• _EXERCISE GOAL_
Work through the records that follow and return each line containing the word "subtitle".

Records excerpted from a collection
--- START ---

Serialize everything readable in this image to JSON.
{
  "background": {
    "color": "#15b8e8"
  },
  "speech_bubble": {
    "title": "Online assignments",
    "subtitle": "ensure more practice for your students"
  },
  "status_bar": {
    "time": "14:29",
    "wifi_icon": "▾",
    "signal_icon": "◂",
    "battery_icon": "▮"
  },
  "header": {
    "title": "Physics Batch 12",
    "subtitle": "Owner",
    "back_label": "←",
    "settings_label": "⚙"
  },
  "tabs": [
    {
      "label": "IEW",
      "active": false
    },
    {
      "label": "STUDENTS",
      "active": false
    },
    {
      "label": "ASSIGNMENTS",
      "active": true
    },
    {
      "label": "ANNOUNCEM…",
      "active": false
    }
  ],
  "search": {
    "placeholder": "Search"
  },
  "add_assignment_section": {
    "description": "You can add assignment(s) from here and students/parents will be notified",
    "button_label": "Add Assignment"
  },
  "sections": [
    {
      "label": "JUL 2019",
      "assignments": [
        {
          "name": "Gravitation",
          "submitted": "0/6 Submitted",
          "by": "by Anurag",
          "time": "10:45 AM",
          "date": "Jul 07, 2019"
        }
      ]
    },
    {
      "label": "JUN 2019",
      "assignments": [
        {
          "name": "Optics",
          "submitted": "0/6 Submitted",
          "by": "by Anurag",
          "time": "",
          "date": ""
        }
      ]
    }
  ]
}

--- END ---

• _EXERCISE ANSWER_
    "subtitle": "ensure more practice for your students"
    "subtitle": "Owner",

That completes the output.